A Department of Health and Social Services website has information to assist businesses.
Frequently the more valuable information are not extensive educational scientific studies but intimate stories presenting individuals and small communities. Then again, surprisingly frequently it’s the big institutions offering the more entertaining and insightful anecdotes. Of course there is also a place for tourism statistics research or policy analysis. Expert articles about a visit to Alaska, the 49th State such as Alaska’s top doctor lays out four ways to reduce COVID-19 exposure assist us to explore the broad potential of sustainable travel and tourism.
Irrespective of whether it is a result of evolved insights or societal tendency as a whole customers desire sustainable tourism and want to think of themselves as responsible visitors. Alaska is a area in which sustainable hospitality and travel is essential.
Without much doubt one of the proposed destinations for everybody traveling to Alaska includes

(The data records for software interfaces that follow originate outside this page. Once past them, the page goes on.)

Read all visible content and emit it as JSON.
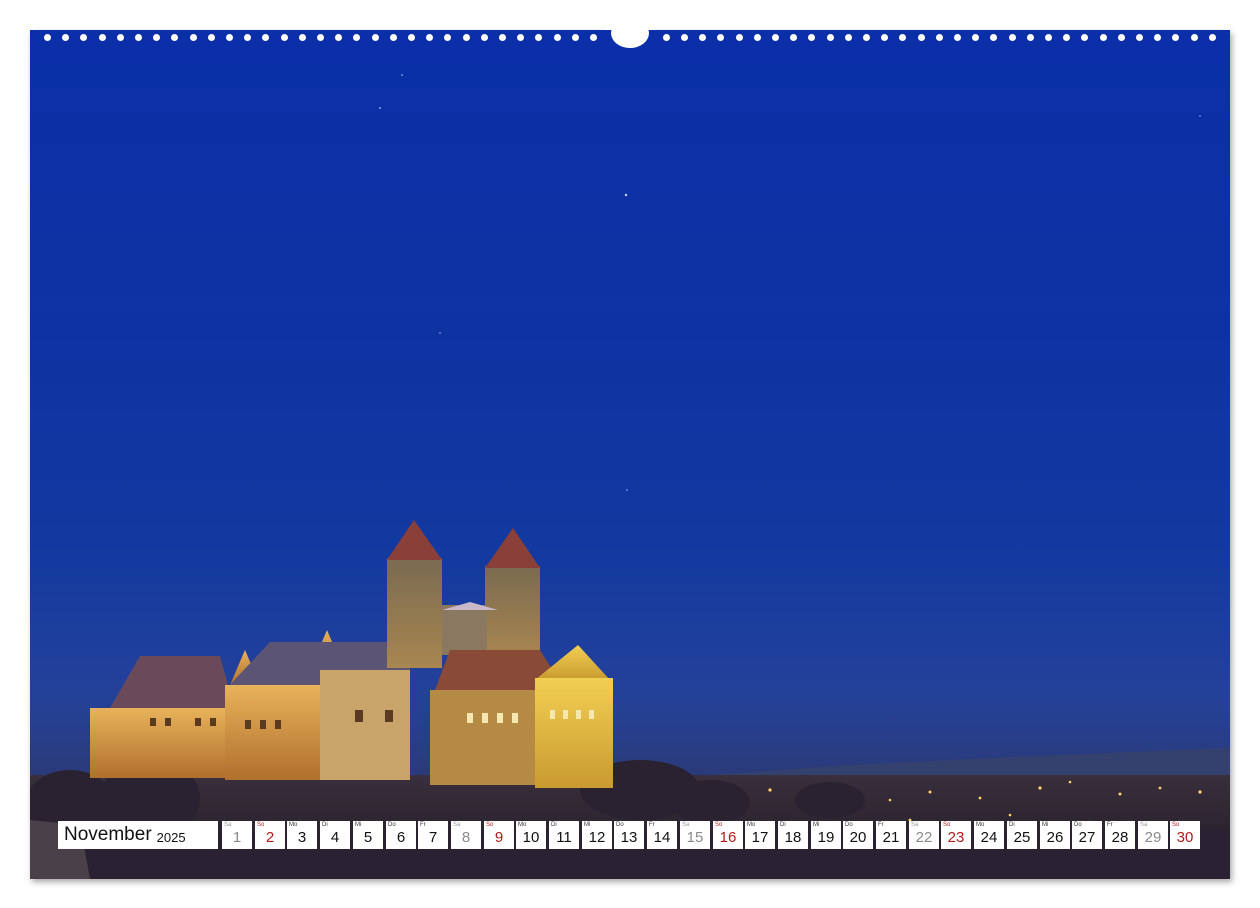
{
  "calendar": {
    "month": "November",
    "year": "2025",
    "days": [
      {
        "wd": "Sa",
        "n": "1",
        "type": "sat"
      },
      {
        "wd": "So",
        "n": "2",
        "type": "sun"
      },
      {
        "wd": "Mo",
        "n": "3",
        "type": "wk"
      },
      {
        "wd": "Di",
        "n": "4",
        "type": "wk"
      },
      {
        "wd": "Mi",
        "n": "5",
        "type": "wk"
      },
      {
        "wd": "Do",
        "n": "6",
        "type": "wk"
      },
      {
        "wd": "Fr",
        "n": "7",
        "type": "wk"
      },
      {
        "wd": "Sa",
        "n": "8",
        "type": "sat"
      },
      {
        "wd": "So",
        "n": "9",
        "type": "sun"
      },
      {
        "wd": "Mo",
        "n": "10",
        "type": "wk"
      },
      {
        "wd": "Di",
        "n": "11",
        "type": "wk"
      },
      {
        "wd": "Mi",
        "n": "12",
        "type": "wk"
      },
      {
        "wd": "Do",
        "n": "13",
        "type": "wk"
      },
      {
        "wd": "Fr",
        "n": "14",
        "type": "wk"
      },
      {
        "wd": "Sa",
        "n": "15",
        "type": "sat"
      },
      {
        "wd": "So",
        "n": "16",
        "type": "sun"
      },
      {
        "wd": "Mo",
        "n": "17",
        "type": "wk"
      },
      {
        "wd": "Di",
        "n": "18",
        "type": "wk"
      },
      {
        "wd": "Mi",
        "n": "19",
        "type": "wk"
      },
      {
        "wd": "Do",
        "n": "20",
        "type": "wk"
      },
      {
        "wd": "Fr",
        "n": "21",
        "type": "wk"
      },
      {
        "wd": "Sa",
        "n": "22",
        "type": "sat"
      },
      {
        "wd": "So",
        "n": "23",
        "type": "sun"
      },
      {
        "wd": "Mo",
        "n": "24",
        "type": "wk"
      },
      {
        "wd": "Di",
        "n": "25",
        "type": "wk"
      },
      {
        "wd": "Mi",
        "n": "26",
        "type": "wk"
      },
      {
        "wd": "Do",
        "n": "27",
        "type": "wk"
      },
      {
        "wd": "Fr",
        "n": "28",
        "type": "wk"
      },
      {
        "wd": "Sa",
        "n": "29",
        "type": "sat"
      },
      {
        "wd": "So",
        "n": "30",
        "type": "sun"
      }
    ]
  },
  "colors": {
    "sky": "#0d33a3",
    "castle_light": "#e0a94a",
    "sunday": "#b01a1a",
    "saturday": "#8a8a8a"
  }
}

Glacier Bay National Park. Glacier Bay is situated in southeast Alaska, approximately 60 air miles west of the state capitol of Juneau. The closest town is Gustavus, Alaska situated 11 miles away. Glacier Bay National Park today includes over 3 million acres, and is often named as one of the Crown Jewels of the National Park system. The Park has snow-capped mountain ranges rising to 15,000 feet, seaside shorelines with shielded coves, deep fjords, tidewater glaciers, coastal and estuarine waters, and freshwater lakes. In addition to dramatic scenery, there are abundant wildlife watching opportunities with a wide variety of seabirds, marine and land mammals. Many visitors experience Glacier Bay National Park while on large cruise ships that visit the Park for the day, while others stay within the Park at the Glacier Bay Lodge. Although there are no roads to Glacier Bay National Park, you will discover convenient air connections to Gustavus through Juneau, Skagway and Haines. Ferry service can also be available from Juneau. Through Gustavus it is about 10 miles by road to Glacier Bay Lodge & Tours located from Bartlett cove and hosts visitor center and departure point for day boat excursions to Glacier Bay National Park. Lodging inside Glacier Bay National Park are at the Glacier Bay Lodge. The lodge features 56 rooms with dining, activities desk, gift shop, and the Park visitor center is found upstairs. All rooms possess private bath and/or shower and can accommodate up to four guests. Glacier Bay Lodge is open mid-May to mid-September every year.